Tell how many lines in the data hold "category", giving that figure alone.

*** AVAILABLE DATA ***

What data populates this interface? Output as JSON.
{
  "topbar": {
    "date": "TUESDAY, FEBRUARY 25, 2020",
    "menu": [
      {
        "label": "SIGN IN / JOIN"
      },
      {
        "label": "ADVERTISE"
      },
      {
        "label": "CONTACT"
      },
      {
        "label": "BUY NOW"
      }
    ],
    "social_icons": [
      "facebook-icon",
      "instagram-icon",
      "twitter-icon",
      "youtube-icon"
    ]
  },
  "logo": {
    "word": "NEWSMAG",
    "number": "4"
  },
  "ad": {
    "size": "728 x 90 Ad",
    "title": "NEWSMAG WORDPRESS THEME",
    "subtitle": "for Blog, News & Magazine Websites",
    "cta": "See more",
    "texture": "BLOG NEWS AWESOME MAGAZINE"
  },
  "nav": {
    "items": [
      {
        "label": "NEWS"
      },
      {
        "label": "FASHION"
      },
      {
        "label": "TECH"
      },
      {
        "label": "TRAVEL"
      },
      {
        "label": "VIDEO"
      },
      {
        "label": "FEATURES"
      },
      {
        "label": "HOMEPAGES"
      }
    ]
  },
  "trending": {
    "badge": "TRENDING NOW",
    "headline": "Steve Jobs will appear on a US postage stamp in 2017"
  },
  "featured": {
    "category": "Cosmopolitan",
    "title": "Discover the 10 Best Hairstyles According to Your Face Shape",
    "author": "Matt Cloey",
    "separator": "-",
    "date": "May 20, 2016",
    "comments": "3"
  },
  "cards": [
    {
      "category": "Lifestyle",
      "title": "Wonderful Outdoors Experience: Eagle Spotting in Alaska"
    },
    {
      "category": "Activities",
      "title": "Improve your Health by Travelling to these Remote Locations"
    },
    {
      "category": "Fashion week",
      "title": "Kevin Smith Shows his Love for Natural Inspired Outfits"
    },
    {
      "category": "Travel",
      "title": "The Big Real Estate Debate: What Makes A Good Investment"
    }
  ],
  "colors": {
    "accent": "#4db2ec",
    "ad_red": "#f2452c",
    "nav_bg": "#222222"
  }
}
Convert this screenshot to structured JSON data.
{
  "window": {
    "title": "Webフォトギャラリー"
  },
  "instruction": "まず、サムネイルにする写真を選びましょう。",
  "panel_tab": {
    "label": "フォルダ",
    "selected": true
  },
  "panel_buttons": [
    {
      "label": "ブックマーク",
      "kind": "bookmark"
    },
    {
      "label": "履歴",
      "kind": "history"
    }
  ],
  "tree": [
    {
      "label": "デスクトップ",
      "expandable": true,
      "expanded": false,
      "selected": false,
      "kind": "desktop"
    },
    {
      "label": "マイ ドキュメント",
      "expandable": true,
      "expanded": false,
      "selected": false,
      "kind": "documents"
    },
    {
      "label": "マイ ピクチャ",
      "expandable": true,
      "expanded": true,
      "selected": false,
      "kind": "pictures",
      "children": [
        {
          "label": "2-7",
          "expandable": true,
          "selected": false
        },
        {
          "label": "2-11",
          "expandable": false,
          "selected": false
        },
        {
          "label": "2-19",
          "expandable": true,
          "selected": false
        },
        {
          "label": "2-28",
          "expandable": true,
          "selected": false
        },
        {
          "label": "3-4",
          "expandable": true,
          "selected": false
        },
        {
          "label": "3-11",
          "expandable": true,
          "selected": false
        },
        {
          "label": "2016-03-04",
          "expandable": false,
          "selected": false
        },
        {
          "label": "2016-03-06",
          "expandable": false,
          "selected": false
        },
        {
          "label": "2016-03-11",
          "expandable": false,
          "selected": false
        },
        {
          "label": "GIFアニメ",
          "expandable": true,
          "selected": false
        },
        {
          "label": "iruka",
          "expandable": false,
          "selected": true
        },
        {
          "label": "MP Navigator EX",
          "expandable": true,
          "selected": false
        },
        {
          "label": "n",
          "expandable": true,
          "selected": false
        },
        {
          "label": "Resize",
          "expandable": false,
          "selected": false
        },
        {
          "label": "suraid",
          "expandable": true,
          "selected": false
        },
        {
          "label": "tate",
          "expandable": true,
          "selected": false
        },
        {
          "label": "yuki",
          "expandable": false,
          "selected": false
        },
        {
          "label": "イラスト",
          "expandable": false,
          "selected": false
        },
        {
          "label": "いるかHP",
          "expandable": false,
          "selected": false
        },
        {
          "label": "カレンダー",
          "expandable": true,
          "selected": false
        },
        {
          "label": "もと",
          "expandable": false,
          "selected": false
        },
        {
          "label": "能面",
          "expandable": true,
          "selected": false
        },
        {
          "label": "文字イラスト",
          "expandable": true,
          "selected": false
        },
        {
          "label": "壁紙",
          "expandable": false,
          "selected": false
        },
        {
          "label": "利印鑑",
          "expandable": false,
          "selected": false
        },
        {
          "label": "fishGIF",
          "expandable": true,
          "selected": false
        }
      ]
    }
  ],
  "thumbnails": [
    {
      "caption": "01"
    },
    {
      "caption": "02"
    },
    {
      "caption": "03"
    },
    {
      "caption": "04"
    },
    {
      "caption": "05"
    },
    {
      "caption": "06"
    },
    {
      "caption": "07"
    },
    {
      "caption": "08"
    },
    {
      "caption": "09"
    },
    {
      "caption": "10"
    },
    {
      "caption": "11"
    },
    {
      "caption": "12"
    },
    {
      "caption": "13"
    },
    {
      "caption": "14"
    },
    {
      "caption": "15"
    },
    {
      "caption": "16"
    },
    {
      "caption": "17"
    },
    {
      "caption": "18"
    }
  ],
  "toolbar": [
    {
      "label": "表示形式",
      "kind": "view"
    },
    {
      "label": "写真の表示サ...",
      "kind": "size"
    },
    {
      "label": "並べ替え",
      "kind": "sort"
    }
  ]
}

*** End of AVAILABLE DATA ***

YOUR RESPONSE: 5